59 balls 3 sixes 9 fours
B P Martin c Prior b Finn 41
63 balls 0 sixes 8 fours
N Wagner not out 4
6 balls 0 sixes 0 fours
Extras (lb7) 7
Total (for 9 dec, 116.4 overs) 460
Fall: 1-158, 2-249, 3-267, 4-310, 5-321, 6-326, 7-370, 8-447, 9-460.
Did not bat: T A Boult.
Bowler spells: J M Anderson: 33-2-137-4 (5-1-18-0; 4-0-17-0; 5-0-10-1; 2-0-7-0; 3-1-15-0; 8-0-30-3; 6-0-40-0), S T Finn: 26.4-3-102-1 (8-2-23-0; 10-1-37-0; 1-0-4-0; 3-0-12-0; 4-0-26-0; 0.4-0-0-1), S C J Broad: 28-3-118-3 (5-1-16-0; 5-0-7-0; 6-1-16-0; 8-1-50-2; 4-0-29-1), M S Panesar: 22-2-83-1 (8-1-26-0; 11-0-51-1; 3-1-6-0), I J L Trott: 2-0-4-0 (one spell), J E Root: 5-1-8-0 (1-1-0-0; 3-0-4-0; 1-0-4-0).
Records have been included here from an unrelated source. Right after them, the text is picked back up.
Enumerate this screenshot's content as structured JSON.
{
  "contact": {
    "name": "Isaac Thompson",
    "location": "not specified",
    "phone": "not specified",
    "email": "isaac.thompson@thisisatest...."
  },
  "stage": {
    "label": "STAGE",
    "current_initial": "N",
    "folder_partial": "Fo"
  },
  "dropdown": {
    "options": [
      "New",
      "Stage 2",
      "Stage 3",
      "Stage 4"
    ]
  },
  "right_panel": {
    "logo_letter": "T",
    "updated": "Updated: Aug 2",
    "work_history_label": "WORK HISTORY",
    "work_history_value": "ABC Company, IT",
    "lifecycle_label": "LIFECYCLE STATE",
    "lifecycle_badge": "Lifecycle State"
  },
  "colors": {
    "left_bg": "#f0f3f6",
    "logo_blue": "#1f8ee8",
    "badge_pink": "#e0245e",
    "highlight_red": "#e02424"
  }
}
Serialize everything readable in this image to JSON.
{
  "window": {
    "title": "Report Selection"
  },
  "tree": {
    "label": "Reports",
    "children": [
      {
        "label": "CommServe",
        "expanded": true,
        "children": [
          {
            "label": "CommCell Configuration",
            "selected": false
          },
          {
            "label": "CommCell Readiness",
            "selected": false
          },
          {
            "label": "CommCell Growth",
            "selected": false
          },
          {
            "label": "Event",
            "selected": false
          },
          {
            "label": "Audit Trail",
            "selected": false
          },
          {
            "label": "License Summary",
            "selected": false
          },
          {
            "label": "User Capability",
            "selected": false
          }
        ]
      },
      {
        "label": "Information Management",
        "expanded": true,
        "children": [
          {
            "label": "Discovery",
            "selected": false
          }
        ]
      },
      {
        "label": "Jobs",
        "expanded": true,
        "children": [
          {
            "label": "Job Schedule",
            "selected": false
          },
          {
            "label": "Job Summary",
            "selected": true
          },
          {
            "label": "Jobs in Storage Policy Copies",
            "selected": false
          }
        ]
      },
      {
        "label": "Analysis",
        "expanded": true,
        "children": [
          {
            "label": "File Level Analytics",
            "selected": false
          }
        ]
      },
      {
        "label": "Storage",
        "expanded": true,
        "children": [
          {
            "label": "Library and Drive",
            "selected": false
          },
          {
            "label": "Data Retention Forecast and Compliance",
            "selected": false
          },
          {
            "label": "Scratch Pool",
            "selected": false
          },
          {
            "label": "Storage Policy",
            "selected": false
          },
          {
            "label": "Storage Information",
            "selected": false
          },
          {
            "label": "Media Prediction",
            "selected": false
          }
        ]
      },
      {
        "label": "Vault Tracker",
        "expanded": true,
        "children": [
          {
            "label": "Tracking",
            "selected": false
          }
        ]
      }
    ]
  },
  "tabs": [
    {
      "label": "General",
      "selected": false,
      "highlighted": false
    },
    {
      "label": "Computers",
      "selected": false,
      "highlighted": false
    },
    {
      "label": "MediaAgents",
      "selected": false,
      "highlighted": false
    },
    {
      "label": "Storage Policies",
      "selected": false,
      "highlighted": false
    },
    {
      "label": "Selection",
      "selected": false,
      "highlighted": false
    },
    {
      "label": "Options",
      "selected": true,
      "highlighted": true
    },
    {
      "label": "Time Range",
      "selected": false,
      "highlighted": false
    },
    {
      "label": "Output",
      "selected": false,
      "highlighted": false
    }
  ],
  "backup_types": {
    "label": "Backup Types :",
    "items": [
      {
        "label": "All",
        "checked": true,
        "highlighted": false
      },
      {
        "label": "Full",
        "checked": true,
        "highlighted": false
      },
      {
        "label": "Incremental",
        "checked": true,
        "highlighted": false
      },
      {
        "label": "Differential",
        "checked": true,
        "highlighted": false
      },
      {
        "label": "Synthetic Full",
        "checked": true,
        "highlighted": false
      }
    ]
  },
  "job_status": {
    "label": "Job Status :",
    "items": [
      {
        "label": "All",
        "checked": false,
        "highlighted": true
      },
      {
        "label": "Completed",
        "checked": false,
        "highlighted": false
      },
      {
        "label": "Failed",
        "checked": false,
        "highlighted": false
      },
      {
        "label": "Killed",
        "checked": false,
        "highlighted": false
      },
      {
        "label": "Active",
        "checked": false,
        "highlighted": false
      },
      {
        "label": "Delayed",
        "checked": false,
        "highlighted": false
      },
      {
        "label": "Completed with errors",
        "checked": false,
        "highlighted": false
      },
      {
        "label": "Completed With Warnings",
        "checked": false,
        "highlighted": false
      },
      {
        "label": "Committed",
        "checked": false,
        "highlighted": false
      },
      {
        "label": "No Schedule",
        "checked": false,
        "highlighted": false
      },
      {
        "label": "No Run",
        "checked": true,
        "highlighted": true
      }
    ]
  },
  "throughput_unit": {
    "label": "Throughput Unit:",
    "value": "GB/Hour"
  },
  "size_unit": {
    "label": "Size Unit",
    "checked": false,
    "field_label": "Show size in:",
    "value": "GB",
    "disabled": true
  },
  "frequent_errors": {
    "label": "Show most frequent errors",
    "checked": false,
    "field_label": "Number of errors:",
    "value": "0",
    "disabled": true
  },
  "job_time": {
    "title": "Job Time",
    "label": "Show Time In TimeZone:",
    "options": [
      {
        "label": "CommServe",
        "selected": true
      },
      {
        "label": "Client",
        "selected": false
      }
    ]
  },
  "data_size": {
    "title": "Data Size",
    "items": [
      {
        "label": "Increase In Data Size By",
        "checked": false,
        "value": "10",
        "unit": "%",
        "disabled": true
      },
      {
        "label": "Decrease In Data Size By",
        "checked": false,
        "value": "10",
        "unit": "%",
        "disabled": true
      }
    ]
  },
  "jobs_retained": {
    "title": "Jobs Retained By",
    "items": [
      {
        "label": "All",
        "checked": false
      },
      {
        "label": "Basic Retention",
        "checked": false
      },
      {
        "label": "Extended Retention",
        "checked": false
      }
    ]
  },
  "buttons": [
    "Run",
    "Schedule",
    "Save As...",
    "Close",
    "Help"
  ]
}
ENGLAND Second Innings
*A N Cook c Watling b Boult 116
252 balls 0 sixes 15 fours
N R D Compton lbw b Wagner 117
310 balls 0 sixes 12 fours
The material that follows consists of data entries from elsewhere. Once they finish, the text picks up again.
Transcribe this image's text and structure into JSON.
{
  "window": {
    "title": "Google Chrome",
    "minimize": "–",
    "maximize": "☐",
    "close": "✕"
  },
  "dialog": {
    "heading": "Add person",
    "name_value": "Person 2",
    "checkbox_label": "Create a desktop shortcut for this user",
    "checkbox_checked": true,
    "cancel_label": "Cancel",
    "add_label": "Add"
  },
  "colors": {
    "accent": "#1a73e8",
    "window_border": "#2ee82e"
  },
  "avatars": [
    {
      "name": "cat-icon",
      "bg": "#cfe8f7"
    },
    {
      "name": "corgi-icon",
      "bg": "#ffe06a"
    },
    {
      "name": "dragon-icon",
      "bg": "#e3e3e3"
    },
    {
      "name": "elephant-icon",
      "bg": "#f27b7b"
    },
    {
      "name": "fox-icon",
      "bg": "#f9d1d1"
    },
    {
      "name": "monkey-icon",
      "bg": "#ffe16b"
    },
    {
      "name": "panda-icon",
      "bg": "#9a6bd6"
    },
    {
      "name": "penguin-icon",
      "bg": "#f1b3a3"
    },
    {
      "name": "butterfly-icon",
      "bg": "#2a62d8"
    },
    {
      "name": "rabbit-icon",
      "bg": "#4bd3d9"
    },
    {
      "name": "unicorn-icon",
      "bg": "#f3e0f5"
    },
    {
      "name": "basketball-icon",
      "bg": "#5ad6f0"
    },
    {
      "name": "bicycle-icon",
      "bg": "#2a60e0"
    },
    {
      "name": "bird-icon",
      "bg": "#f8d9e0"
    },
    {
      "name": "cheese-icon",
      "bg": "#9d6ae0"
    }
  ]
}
S T Finn lbw b Martin 56
203 balls 0 sixes 5 fours
I J L Trott c & b Wagner 52
94 balls 0 sixes 8 fours
K P Pietersen c Watling b Wagner 12
26 balls 0 sixes 1 fours
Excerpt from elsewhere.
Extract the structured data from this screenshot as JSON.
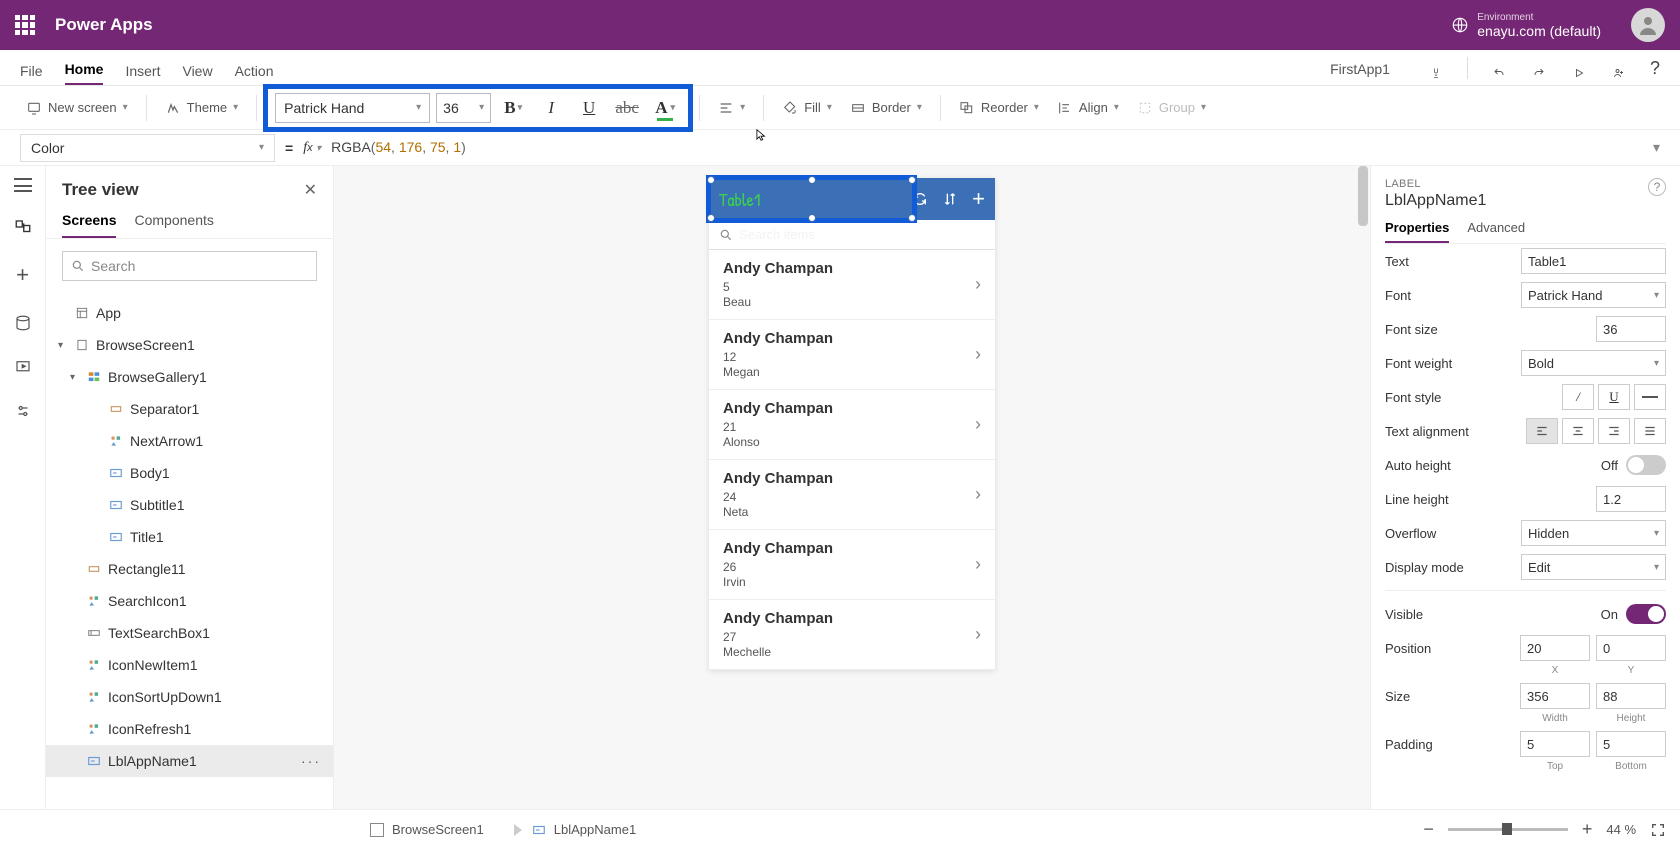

I R Bell not out 26
84 balls 0 sixes 4 fours
J E Root run out 0
2 balls 0 sixes 0 fours
†M J Prior not out 23
50 balls 0 sixes 3 fours
Extras (b6 lb11 w1 nb1) 19
Total (for 6, 170 overs) 421
Fall: 1-231, 2-265, 3-355, 4-367, 5-386, 6-390.
Did not bat: S C J Broad, J M Anderson, M S Panesar.
Bowler spells: TG Southee: 36-8-94-0 (1nb) (4-2-8-0; 4-0-13-0; 5-0-9-0; 2-0-8-0; 8-2-27-0; 7-0-24-0; 2-1-3-0; 4-3-2-0), TA Boult: 35-12-49-1 (7-3-10-0; 5-1-7-0; 3-0-11-0; 11-5-12-1; 4-1-2-0; 2-1-2-0; 3-1-6-0), N Wagner: 43-9-141-3 (1wd) (6-2-16-0; 5-1-20-0; 6-1-24-0; 3-0-4-0; 10-2-40-1; 8-2-20-2; 3-1-15-0; 2-0-2-0), BP Martin: 44-13-90-1 (13-5-31-0; 5-2-7-0; 3-0-7-0; 4-0-16-0; 6-0-16-0; 1-0-2-0; 5-4-1-0; 6-2-9-1; 1-0-1-0), KS Williamson: 12-3-30-0 (4-1-9-0; 1-0-4-0; 5-2-9-0; 2-0-8-0).
Fourth-day progress: New Zealand: B B McCullum: 50 off 47 balls (8 fours, 1 six), 450 runs in 113.2 overs, Innings: 460-9 in 116.4 overs (N Wagner 4) - England: 50 runs in 19.5 overs, Lunch: 58-0 in 22 overs, 100 runs in 32.2 overs, A N Cook: 50 off 98 balls (6 fours), N R D Compton: 50 off 143 balls (5 fours), Tea: 139-0 in 54 overs, 150 runs in 58.1 overs, 200 runs in 73.3 overs, Cook: 100 off 221 balls (13 fours), Compton: 100 off 259 balls (10 fours), Close: 234-1 in 87 overs.
Fifth-day progress: England: 250 runs in 95.1 overs, 300 runs in 110.5 overs. Lunch: 329-2 in 123 overs. I J L Trott: 50 off 78 balls (8 fours), 350 runs in 131.4 overs, S T Finn: 50 off 142 balls (5 fours),Tea: 382-4 in 151 overs, 400 runs in 157.5 overs. Close: 421-6 in 170 overs.
Umpires: Asad Rauf (Pak) and P R Reiffel (Aus).
TV Umpire: R J Tucker (Aus).
Match referee: R S Mahanama (S Lanka).